“Rebounds really do win games,” Rhone said. He added that rebounding comes down to a combination of “boxing out and making sure I get my man boxed out so everybody has a fair chance at getting the rebound.”
The Buffs still have two months left of basketball season, and Rhone said this senior year hasn’t yet felt like it’s flying by. But once it’s over, Rhone said he’ll most miss his teammates.
“It’s been a privilege to be able to play basketball and be around all these people,” Rhone said.
Rhone said he’s also run track and field for McAlester in the past, competing in the 400- and 800-meter dash. He said that assuming McAlester fields a track team in the spring — McAlester athletic secretary Mary Martin confirmed it would — he’ll most likely run again this spring.
After graduation, however, Rhone’s plans become far more unsure. He said he might go to college, but he hasn’t started applying to schools, nor has he decided on a major.
Rhone might be leaning towards the social sciences, as he said his favorite class at MHS has been a government class taught by Buffs assistant coach Ryan Walters.
“He’s a good teacher, and he makes sure everything gets to us, and I just love history,” Rhone said.
Rhone said his dream school is Oklahoma State University in Stillwater. But if he doesn’t go to college next year, he might instead work for his father LeNard Rhone at Rhone Insurance Agency in McAlester.

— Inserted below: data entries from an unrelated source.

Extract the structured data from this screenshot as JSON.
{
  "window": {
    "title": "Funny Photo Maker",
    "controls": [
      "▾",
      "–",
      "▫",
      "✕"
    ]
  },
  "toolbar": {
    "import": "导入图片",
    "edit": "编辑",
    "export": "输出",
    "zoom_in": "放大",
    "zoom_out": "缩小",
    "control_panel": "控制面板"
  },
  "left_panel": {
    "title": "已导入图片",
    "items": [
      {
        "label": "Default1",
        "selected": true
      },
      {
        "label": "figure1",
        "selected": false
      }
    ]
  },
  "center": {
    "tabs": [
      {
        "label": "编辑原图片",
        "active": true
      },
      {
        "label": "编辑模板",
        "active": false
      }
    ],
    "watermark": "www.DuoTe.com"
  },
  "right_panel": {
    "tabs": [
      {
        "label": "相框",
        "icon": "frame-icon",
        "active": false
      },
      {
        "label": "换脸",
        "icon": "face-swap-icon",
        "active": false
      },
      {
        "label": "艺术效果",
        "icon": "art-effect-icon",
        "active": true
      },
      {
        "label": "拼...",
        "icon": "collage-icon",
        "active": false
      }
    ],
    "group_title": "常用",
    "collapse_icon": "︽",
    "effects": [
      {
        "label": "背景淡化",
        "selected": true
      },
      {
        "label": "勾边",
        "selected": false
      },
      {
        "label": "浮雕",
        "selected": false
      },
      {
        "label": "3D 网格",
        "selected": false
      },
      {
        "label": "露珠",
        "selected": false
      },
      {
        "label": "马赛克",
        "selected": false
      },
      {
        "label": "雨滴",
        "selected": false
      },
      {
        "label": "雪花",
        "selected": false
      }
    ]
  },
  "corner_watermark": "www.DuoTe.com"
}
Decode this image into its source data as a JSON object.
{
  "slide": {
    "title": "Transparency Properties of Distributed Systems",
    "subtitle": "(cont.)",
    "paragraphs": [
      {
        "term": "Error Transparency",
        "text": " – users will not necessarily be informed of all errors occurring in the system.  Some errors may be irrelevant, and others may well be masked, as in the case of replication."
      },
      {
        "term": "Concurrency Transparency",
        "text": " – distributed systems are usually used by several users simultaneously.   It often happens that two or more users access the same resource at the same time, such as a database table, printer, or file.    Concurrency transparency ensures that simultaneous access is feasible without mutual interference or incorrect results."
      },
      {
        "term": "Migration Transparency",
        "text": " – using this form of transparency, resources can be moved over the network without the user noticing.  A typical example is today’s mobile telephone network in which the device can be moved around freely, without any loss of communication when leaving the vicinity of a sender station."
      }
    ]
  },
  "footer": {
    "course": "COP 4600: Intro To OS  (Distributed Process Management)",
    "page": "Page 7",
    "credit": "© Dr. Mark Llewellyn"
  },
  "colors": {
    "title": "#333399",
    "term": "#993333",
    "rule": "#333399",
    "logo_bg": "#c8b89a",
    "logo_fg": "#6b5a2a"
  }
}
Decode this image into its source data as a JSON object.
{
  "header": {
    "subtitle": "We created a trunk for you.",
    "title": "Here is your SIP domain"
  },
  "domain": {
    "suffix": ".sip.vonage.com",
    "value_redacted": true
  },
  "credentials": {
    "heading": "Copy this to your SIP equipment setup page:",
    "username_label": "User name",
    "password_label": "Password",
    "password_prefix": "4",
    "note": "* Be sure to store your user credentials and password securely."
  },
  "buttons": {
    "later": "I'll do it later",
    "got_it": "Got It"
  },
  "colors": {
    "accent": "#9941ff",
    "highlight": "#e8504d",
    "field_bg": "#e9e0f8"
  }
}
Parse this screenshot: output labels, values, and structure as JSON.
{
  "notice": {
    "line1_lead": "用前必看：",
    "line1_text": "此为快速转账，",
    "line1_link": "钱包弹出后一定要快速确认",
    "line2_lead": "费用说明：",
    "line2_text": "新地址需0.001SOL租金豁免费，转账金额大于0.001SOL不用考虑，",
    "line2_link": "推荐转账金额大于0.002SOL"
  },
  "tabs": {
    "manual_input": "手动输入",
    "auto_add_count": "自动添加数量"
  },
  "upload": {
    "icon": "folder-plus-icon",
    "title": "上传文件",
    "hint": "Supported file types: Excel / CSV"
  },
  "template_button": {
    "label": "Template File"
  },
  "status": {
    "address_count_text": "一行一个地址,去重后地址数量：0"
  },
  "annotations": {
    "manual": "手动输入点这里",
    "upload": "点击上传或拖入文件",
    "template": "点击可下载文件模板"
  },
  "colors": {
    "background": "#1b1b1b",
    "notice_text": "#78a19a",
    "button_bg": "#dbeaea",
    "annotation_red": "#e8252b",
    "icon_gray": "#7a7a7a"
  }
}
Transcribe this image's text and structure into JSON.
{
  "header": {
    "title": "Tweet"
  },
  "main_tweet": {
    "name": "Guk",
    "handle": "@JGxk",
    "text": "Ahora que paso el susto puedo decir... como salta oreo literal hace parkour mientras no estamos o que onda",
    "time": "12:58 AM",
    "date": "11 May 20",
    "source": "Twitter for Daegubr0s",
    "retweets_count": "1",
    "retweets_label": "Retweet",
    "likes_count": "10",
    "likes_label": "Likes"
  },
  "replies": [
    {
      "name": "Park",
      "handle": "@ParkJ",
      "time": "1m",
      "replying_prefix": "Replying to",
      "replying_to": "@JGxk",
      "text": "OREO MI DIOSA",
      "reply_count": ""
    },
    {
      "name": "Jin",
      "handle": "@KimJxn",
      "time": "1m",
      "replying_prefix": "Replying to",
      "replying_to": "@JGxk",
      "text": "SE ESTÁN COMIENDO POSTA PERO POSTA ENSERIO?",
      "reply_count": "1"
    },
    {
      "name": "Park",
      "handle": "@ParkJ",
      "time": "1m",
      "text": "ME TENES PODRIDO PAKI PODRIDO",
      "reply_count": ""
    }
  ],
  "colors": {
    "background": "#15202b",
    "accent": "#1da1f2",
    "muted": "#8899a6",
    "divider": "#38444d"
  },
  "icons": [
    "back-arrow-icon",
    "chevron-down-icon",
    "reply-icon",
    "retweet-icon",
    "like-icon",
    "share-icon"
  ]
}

“I used to work for him during the summer, so I have some experience,” Rhone said of his father’s agency. “I was filing stuff for him, typing stuff into the computer.”
It’s taken Rhone four years to earn his playing time, but he’s finally earned his place on McAlester’s varsity squad.
Whatever next year may bring, Rhone seems fully grounded in this current basketball season.
Contact Matt Goisman at email@example.com.